Kirby was the “one who had to organise the running of” their “flat, who had to write out the cheques for the bills, make sure she,” (her Mother), “didn’t spend all the money before the next payday, get the washing done, drag her,” (her Mother), “off to buy groceries. ” Kirby was extremely responsible; she was like the adult of the house. Kirby’s neighbour Louisa taught her “how to budget and how to shop for groceries” and all that kind of stuff her Mother “wasn’t interested in. Kirby and her best friend, Gemma, would “hit town” and go shopping for the day, or just stay home and watch movies “for the ninth time. ” Kirby and her mother, Ellen, would have barbecues that end “with twenty of the neighbours” in the “back garden. ” Kirby was very close with her mother, Ellen. They had a lot of fun together, such as the time they dyed their hair “green and red and silver” for Christmas. Kirby and Ellen, along with Gemma, went looking “all over Auckland looking for just the right Christmas decorations” together.
Kirby was definitely normal in the sense of being fun and sure of her identity and herself generally, but she was responsible to the point where it was as though she was the adult of the house. When Kirby was first sent to live with the Pilgrim family, she found it very hard to adjust to their religious way of life. Kirby was made to change her clothes from her “t-shirt and shorts” to a “white blouse and a long blue skirt,” which she thought were “dreary,” but her Aunt Naomi called them “modest. ” Kirby was forced to change her way of speaking.
Slang words like can’t or shouldn’t were not allowed, instead can not and should not had to be said. The next thing Kirby was required to change was her name. Kirby Greenland was no longer; instead she was given the “Biblical name,” Esther. Uncle Caleb and Aunt Naomi made Kirby wear her hair in a plait/braid, picked her subjects at school and didn’t have any mirrors in their house. Although there was one positive thing that came out of living with the Pilgrims, and that was that Kirby got to experience a family where she could be a child, instead of acting like the adult the whole time.
All of this was done to change Kirby from her normal, fun-loving self, into a religious, godly mannered girl, Esther. Kirby was very affected by her identity struggle in terms of whether she is Kirby or Esther, whether she will still be the adult of the house when she gets reunited with her mother and if she will ever be able to go back to how things were in the beginning.
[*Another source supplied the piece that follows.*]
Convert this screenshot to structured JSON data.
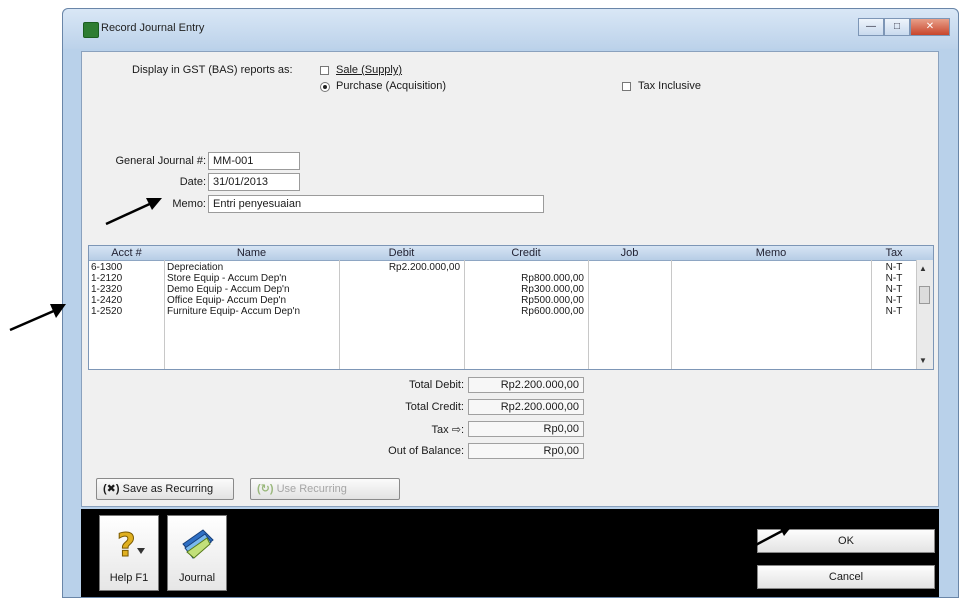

When Kirby got out of the “Religious sect”, she was not sure if that was the right thing to do or not. Kirby felt that now that she did not have to be Esther, she wanted to be.
She had the clothing she was forced to wear, “in her hands” while deciding what to do with them. Kirby “decided to keep them” so if ever she was to have children, she could “show them the clothes” from the terrible time she was living within a “Religious sect” as Esther Pilgrim. When Kirby finally found out her mother was “in a psychiatric ward” and was “depressed,” Kirby could not understand how depression could drive her mother to abandon her. About three months after finding her mother, Ellen moved into a flat.
Kirby would go stay for the weekend, but found it strange how her mother “cooked and did the washing and looked after” both of them, instead of how it was in the beginning where Kirby ran the house. In this essay, I have discussed how Kirby’s identity has developed and changed from when she was living happily with her mother, to when she was sent to live with the Pilgrim family and they tried to change her into Esther Pilgrim, a godly mannered girl. Then finding out where her mother was, which was “in a psychiatric ward” because she was “depressed. ” Kirby experienced a very confusing identity crisis.